A Mummification Simulation
Each student is presented a "deceased" Pharaoh and they begin the mummification ritual.
WHAT YOU WILL NEED:
for your own use...
1 sharp cutting knife
1 dead pharaoh
3 cotton balls
3 pieces of aquarium gravel
1 five-inch piece of string
per group of students...
1 roll of masking tape
1 roll of school-grade brown paper towels
1 small bucket (size of an empty Cool-Whip container)
1 bottle of isopropyl (rubbing) alcohol
1. Begin class by solemnly announcing that you have bad news: During the night, the Hyksos army attacked the palace and killed our mighty and beloved pharaoh and all his sons; and that as the most respected embalmers of all Egypt, it is our job to see to it that they are properly prepared for an eternal afterlife.
2. Identify yourself as the hery seshta (chief embalmer) and the kids (and aides, if you have them) as the wetyu (embalming assistants). The classroom is of course now the per nefer (embalmer's workshop).
3. Pass out the dead pharaohs and all the supplies that each child and group will need. Designate one child per group to fill their bucket with natron.
4. The kids need to make tags to be able to tell their mummies apart. Have them tie one end of the string to the wire sticking out of the ead pharaoh's head. Next, they fold a piece of masking tape around the other end of the string and write their name on it.
5. Go from child to child and use the knife to make a diagonal incision on the abdomen (the orange). This is where the extra pair of hands REALLY helps! Cut deep to help break up the pulp. Don't make it too big though, because it may tear when the kids start digging out the organs. After you make the incision, let the kids stone you with the aquarium gravel in mock ceremony to show their displeasure with this act of desecration. Set the rules for what is acceptable: all three pebbles at once, underhand, not in the face, etc. Or you can be a big poop and skip this part all together.
6. The kids then carefully remove the organs (pulp and seeds) with their fingers. Warn them about how easy it is to accidentally rip the incision to a much larger size! As the organs are removed, the kids place them on a folded piece of paper towel to help absorb the moisture.
7. Once all the organs are removed, students wash the body inside and out with "wine" (cotton balls soaked with rubbing alcohol) to help prevent decay by killing some of the bacteria. Then have the kids fill the abdomen with natron and sprinkle spices all over the pharaohs.
8. The kids next get rid of as much of the juice from the pulp as possible by squeezing it in the paper towel. They wash these organs with alcohol, too.

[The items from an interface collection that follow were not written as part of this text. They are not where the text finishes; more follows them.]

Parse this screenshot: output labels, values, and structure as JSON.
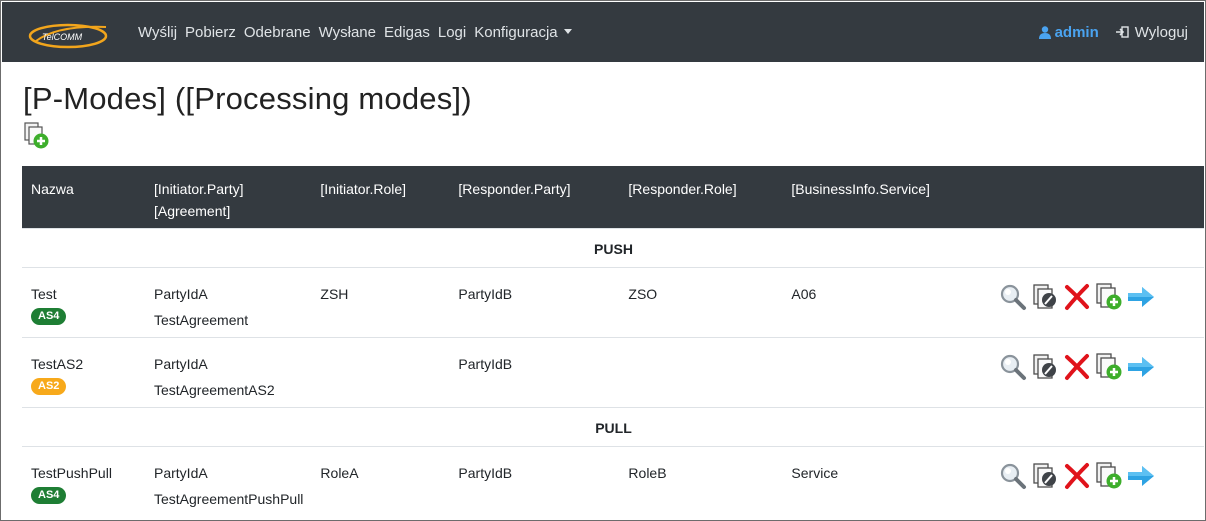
{
  "nav": {
    "brand": "TelCOMM",
    "links": [
      "Wyślij",
      "Pobierz",
      "Odebrane",
      "Wysłane",
      "Edigas",
      "Logi",
      "Konfiguracja"
    ],
    "user": "admin",
    "logout": "Wyloguj"
  },
  "page": {
    "title": "[P-Modes] ([Processing modes])"
  },
  "table": {
    "headers": {
      "name": "Nazwa",
      "initiator_party": "[Initiator.Party]",
      "agreement": "[Agreement]",
      "initiator_role": "[Initiator.Role]",
      "responder_party": "[Responder.Party]",
      "responder_role": "[Responder.Role]",
      "service": "[BusinessInfo.Service]"
    },
    "groups": [
      {
        "label": "PUSH",
        "rows": [
          {
            "name": "Test",
            "badge": "AS4",
            "initiator_party": "PartyIdA",
            "agreement": "TestAgreement",
            "initiator_role": "ZSH",
            "responder_party": "PartyIdB",
            "responder_role": "ZSO",
            "service": "A06"
          },
          {
            "name": "TestAS2",
            "badge": "AS2",
            "initiator_party": "PartyIdA",
            "agreement": "TestAgreementAS2",
            "initiator_role": "",
            "responder_party": "PartyIdB",
            "responder_role": "",
            "service": ""
          }
        ]
      },
      {
        "label": "PULL",
        "rows": [
          {
            "name": "TestPushPull",
            "badge": "AS4",
            "initiator_party": "PartyIdA",
            "agreement": "TestAgreementPushPull",
            "initiator_role": "RoleA",
            "responder_party": "PartyIdB",
            "responder_role": "RoleB",
            "service": "Service"
          }
        ]
      }
    ],
    "row_actions": [
      "view-icon",
      "edit-icon",
      "delete-icon",
      "copy-add-icon",
      "arrow-right-icon"
    ]
  },
  "colors": {
    "navbar": "#343a40",
    "admin": "#4aa3f0",
    "badge_as4": "#1e7e34",
    "badge_as2": "#f7a91b"
  }
}
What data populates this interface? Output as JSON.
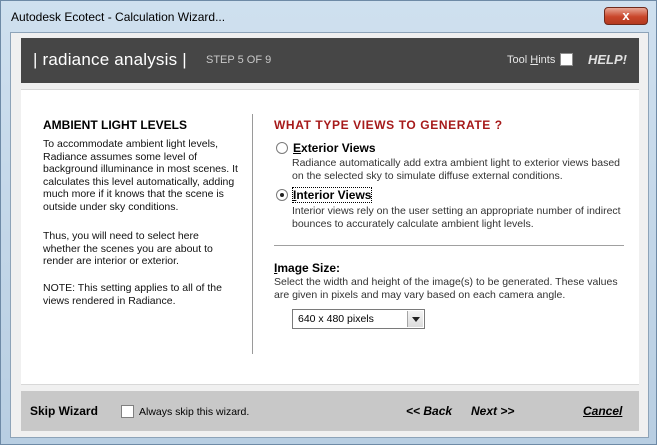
{
  "window": {
    "title": "Autodesk Ecotect - Calculation Wizard...",
    "close_label": "x"
  },
  "header": {
    "title": "| radiance analysis |",
    "step": "STEP 5 OF 9",
    "tool_hints_prefix": "Tool ",
    "tool_hints_underlined": "H",
    "tool_hints_suffix": "ints",
    "tool_hints_checked": false,
    "help_label": "HELP!"
  },
  "left": {
    "heading": "AMBIENT LIGHT LEVELS",
    "para1": "To accommodate ambient light levels, Radiance assumes some level of background illuminance in most scenes. It calculates this level automatically, adding much more if it knows that the scene is outside under sky conditions.",
    "para2": "Thus, you will need to select here whether the scenes you are about to render are interior or exterior.",
    "para3": "NOTE: This setting applies to all of the views rendered in Radiance."
  },
  "right": {
    "heading": "WHAT TYPE VIEWS TO GENERATE ?",
    "options": [
      {
        "first_letter": "E",
        "label_rest": "xterior Views",
        "description": "Radiance automatically add extra ambient light to exterior views based on the selected sky to simulate diffuse external conditions.",
        "checked": false
      },
      {
        "first_letter": "I",
        "label_rest": "nterior Views",
        "description": "Interior views rely on the user setting an appropriate number of indirect bounces to accurately calculate ambient light levels.",
        "checked": true
      }
    ],
    "image_size": {
      "heading_underlined": "I",
      "heading_rest": "mage Size:",
      "description": "Select the width and height of the image(s) to be generated.  These values are given in pixels and may vary based on each camera angle.",
      "selected": "640 x 480 pixels"
    }
  },
  "footer": {
    "skip_title": "Skip Wizard",
    "skip_checkbox_label": "Always skip this wizard.",
    "skip_checked": false,
    "back_label": "<< Back",
    "next_label": "Next >>",
    "cancel_label": "Cancel"
  }
}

9. To dehydrate the organs, the kids need to put a small scoop of natron in the center of a new piece of paper towel. The pulp and seeds are placed on top, and a bit more natron is added. The paper towel is bundled up into a pouch and held shut with masking tape. Have the kids write their names on the tape. Collect these in the paper grocery bag.
10. While the kids are busy working, cover the bottom of the plastic sweater box with a layer of natron about 1/4 inch deep.
11. Collect the pharaohs as kids finish. Lay them in the sweater box face up. Barely cover them with natron once you've collected all of them. Don't bury them too deep or else the moisture will have a hard time evaporating. NEVER USE A LID! If you do, the moisture will be trapped inside the box, the natron will stay damp, and the pharaohs won't mummify.
12. Two days later, remove the pharaohs from the wet soggy natron (don't throw it out because you can use it next year). Dry out the sweater box, lay down a fresh 1/4 inch layer of natron, and replace the pharaohs. Barely cover with a new layer of natron.
13. It will take a couple weeks for the bodies to dry out and turn into bona-fide SimMummies, but that's OK because you will need that time to build the coffin and sculpt the canopic jars, shabtis, and amulets.